Frequently asked questions about the AirPods Pro and AirPods (2nd generation)
No, none of the Apple AirPods support Bluetooth multipoint. However, you can take advantage of automatic device switching between Apple hardware under the same iCloud account. This means when you’re listening to music on your iPhone and start playing a video on your MacBook, the AirPods (3rd generation) will stop playing from your phone and immediately switch to the laptop’s audio output.
Make sure you clean your AirPods first to make sure there isn’t a debris buildup causing the volume difference. After this, if you’re still experiencing issues, test out other pairs of headphones to make sure the volume difference is caused by the AirPods and not a result of hearing damage or a faulty source device. If the problem is definitely with the AirPods, we would recommend either contacting Apple customer support for a replacement. If you don’t feel like going through the trouble of contacting customer support, try going into your source device’s accessibility settings and setting the volume slider more to the side of the AirPod that is quieter. This should balance out the relative proportions of volume coming through each earbud.
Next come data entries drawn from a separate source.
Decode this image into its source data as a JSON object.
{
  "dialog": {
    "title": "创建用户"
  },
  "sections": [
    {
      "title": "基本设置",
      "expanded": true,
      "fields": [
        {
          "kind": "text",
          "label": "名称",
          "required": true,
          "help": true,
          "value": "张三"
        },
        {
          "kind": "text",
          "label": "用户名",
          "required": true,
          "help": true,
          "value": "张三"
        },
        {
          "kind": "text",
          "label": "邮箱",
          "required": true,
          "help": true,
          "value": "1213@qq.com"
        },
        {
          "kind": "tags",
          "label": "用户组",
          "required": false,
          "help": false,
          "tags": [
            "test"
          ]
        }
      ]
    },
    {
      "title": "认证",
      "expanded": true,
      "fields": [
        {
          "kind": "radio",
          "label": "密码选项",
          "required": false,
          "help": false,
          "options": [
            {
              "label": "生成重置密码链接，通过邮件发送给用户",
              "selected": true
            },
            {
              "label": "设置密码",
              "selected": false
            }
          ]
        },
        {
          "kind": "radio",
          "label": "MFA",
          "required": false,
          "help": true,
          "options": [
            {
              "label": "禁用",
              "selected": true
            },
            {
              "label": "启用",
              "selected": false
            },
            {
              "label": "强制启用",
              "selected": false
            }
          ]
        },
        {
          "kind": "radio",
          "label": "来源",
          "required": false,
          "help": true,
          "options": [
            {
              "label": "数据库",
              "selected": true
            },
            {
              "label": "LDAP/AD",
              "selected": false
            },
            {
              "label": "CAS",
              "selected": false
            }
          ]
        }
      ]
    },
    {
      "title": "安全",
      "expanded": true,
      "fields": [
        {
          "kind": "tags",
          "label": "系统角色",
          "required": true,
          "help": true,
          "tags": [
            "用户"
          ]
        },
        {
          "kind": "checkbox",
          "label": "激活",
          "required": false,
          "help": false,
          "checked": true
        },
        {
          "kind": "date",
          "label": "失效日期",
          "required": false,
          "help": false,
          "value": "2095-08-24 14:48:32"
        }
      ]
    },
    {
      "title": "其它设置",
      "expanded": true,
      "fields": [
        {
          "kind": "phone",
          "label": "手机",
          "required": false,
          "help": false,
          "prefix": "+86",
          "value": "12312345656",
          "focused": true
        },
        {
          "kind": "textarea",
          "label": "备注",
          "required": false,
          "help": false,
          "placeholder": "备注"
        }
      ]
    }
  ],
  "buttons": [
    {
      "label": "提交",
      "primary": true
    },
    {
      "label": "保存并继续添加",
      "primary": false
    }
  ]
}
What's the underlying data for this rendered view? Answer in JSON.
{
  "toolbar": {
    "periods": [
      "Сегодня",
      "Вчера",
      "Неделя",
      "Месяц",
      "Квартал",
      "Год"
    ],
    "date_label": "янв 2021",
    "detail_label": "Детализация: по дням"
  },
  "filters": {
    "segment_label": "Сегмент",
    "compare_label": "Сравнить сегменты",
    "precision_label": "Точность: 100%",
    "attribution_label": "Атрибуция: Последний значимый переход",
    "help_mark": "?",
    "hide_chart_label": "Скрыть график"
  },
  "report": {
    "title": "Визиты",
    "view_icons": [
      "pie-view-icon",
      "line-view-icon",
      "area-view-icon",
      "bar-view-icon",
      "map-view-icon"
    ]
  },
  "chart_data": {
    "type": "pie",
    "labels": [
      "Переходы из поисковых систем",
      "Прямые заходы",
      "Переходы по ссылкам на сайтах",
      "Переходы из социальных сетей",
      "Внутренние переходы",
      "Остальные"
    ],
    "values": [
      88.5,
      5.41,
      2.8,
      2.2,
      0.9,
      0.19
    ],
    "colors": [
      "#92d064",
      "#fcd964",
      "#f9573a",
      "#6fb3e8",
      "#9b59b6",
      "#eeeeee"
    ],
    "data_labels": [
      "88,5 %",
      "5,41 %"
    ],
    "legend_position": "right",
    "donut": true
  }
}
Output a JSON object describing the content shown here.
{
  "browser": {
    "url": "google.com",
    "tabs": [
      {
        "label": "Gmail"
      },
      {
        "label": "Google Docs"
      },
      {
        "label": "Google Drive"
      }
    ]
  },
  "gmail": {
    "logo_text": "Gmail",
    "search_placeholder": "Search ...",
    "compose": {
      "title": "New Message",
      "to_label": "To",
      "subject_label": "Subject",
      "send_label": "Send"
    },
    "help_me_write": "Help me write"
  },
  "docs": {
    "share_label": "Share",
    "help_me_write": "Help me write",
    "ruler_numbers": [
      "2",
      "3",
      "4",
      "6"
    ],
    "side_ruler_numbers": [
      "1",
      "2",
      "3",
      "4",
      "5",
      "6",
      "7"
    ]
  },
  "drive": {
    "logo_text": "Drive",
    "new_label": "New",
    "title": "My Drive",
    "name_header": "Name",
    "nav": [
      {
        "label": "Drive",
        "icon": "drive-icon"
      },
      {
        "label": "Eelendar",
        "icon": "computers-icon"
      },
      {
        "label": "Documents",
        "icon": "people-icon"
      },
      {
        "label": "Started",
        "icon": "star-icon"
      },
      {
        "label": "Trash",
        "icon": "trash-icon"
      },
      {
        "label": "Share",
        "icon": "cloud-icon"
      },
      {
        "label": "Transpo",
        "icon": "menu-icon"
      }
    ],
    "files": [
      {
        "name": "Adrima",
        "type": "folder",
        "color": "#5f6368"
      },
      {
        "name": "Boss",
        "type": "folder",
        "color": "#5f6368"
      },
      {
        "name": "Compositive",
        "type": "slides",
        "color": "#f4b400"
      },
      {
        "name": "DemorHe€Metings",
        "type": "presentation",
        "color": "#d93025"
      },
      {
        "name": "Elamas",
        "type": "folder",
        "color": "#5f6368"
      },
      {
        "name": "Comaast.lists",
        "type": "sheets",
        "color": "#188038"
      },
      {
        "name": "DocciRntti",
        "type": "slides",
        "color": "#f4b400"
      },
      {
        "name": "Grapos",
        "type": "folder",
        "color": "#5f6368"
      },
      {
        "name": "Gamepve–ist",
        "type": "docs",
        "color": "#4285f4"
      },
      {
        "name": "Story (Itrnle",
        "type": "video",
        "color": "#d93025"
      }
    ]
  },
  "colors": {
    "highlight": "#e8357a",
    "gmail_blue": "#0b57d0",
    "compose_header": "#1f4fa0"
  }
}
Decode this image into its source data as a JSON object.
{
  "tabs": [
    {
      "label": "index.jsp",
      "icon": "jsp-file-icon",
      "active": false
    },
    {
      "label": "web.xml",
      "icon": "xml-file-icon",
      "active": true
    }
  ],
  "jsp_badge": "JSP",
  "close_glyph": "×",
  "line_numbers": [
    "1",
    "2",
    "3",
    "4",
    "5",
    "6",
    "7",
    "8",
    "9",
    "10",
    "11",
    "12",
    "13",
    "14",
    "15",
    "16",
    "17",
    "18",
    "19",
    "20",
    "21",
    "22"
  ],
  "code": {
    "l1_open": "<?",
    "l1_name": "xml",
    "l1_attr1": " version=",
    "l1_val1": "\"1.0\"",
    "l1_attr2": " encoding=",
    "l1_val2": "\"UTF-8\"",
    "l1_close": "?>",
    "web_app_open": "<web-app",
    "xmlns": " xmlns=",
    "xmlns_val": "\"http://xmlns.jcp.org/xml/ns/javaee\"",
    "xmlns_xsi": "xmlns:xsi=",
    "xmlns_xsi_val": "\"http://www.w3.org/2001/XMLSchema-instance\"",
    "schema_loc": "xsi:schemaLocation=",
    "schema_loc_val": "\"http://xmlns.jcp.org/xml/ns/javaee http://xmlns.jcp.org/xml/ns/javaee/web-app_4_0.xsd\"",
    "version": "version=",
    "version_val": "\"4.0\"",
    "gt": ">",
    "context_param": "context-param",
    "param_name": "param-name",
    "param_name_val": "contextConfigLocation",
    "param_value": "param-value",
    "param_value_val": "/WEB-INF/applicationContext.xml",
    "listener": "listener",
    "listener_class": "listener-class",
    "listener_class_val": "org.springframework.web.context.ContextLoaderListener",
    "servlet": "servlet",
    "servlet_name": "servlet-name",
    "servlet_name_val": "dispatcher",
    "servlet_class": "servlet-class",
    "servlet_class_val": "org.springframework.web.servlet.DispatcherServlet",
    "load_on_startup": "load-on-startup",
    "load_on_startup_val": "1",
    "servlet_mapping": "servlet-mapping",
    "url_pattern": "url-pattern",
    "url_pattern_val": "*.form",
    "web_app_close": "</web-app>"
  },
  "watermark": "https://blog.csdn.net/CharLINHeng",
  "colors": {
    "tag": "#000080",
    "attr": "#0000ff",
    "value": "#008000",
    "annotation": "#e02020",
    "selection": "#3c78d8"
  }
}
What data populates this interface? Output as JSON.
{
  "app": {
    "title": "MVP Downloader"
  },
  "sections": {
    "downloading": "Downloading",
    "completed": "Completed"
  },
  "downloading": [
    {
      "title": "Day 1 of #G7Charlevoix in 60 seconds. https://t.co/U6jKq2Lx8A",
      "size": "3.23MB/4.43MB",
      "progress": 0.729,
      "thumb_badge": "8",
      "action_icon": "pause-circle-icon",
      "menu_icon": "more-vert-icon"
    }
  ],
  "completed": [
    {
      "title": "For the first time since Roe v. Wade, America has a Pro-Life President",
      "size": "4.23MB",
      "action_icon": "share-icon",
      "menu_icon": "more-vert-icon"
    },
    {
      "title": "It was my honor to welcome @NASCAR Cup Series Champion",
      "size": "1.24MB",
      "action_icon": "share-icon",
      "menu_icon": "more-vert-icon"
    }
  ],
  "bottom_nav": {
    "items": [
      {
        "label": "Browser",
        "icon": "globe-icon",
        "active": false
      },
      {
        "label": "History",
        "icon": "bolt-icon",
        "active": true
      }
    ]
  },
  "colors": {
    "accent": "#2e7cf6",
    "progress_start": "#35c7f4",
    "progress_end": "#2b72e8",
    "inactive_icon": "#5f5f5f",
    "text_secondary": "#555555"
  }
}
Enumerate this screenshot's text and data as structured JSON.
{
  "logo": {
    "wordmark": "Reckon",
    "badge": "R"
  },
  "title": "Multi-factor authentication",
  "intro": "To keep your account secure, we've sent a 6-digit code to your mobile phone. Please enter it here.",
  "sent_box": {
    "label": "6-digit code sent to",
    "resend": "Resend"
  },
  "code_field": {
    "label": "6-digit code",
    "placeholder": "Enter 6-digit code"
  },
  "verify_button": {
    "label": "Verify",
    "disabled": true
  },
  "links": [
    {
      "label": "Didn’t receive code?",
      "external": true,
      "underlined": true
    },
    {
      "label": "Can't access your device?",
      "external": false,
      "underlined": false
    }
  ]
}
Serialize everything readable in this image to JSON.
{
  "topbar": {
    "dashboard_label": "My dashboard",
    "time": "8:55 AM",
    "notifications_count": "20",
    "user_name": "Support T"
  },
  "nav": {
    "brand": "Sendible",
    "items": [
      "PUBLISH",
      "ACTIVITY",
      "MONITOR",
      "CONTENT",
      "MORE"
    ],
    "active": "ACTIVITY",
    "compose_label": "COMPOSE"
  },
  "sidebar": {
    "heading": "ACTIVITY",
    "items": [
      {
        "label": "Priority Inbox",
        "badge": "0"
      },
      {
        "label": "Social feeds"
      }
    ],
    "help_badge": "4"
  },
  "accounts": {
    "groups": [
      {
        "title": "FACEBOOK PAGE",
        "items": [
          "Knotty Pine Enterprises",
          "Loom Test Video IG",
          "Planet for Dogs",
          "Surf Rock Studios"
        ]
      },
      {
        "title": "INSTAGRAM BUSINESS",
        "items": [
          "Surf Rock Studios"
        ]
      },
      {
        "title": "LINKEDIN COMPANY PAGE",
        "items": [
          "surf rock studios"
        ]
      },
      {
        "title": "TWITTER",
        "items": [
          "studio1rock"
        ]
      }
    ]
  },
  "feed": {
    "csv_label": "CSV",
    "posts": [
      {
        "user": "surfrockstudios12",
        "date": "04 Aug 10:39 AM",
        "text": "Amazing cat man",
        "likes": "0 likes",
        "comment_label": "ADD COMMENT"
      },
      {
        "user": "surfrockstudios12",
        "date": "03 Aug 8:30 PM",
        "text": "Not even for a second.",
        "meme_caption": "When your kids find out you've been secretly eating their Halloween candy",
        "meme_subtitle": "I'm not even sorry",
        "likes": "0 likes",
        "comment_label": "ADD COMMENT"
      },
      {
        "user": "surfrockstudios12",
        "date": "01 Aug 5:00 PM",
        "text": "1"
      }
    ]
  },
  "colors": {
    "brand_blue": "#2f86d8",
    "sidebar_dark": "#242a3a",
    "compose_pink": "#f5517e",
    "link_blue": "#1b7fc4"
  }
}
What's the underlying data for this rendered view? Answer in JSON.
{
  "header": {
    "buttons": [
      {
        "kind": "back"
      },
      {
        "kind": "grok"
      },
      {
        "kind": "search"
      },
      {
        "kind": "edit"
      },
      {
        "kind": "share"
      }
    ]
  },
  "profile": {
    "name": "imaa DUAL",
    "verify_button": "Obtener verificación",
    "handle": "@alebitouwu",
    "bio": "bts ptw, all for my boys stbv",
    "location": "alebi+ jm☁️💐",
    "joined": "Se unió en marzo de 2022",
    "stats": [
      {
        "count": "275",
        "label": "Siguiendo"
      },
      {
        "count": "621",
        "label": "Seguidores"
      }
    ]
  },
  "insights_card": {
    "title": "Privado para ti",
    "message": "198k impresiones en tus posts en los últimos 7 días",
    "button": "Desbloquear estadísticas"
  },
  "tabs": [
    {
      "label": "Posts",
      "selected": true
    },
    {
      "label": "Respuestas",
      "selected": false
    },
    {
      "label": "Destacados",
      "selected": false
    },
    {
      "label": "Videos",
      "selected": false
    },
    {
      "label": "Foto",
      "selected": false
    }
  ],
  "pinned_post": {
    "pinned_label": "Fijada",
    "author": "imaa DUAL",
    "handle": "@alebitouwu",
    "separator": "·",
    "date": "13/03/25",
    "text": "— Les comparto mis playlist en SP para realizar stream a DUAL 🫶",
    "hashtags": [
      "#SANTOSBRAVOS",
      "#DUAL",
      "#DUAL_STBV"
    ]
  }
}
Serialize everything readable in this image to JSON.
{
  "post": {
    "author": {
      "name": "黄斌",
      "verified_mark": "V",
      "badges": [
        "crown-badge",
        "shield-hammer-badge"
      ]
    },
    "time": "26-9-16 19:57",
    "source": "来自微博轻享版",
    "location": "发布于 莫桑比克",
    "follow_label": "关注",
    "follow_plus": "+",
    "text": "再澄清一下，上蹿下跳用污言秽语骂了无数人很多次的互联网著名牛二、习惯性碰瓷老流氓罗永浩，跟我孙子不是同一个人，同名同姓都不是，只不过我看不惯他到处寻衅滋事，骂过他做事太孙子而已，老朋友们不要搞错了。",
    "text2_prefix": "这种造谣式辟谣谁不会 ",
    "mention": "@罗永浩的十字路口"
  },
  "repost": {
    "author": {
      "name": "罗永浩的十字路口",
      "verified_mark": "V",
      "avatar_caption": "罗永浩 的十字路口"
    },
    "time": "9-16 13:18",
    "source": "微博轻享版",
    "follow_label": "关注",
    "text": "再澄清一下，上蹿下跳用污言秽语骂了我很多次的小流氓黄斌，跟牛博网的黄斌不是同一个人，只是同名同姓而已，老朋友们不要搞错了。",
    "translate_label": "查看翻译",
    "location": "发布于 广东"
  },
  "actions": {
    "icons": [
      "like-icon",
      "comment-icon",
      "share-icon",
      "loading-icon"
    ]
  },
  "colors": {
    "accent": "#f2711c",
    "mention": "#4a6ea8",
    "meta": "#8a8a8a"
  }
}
Honestly, no. You can find so many pairs of true wireless earbuds cheaper than the Apple AirPods that actually have passive isolation. The Apple AirPods Pro, however, are still an excellent buy in 2021 because they are some of the best active noise cancelling earbuds you can find.
Yes! The Apple AirPods are on sale for $129 on Amazon.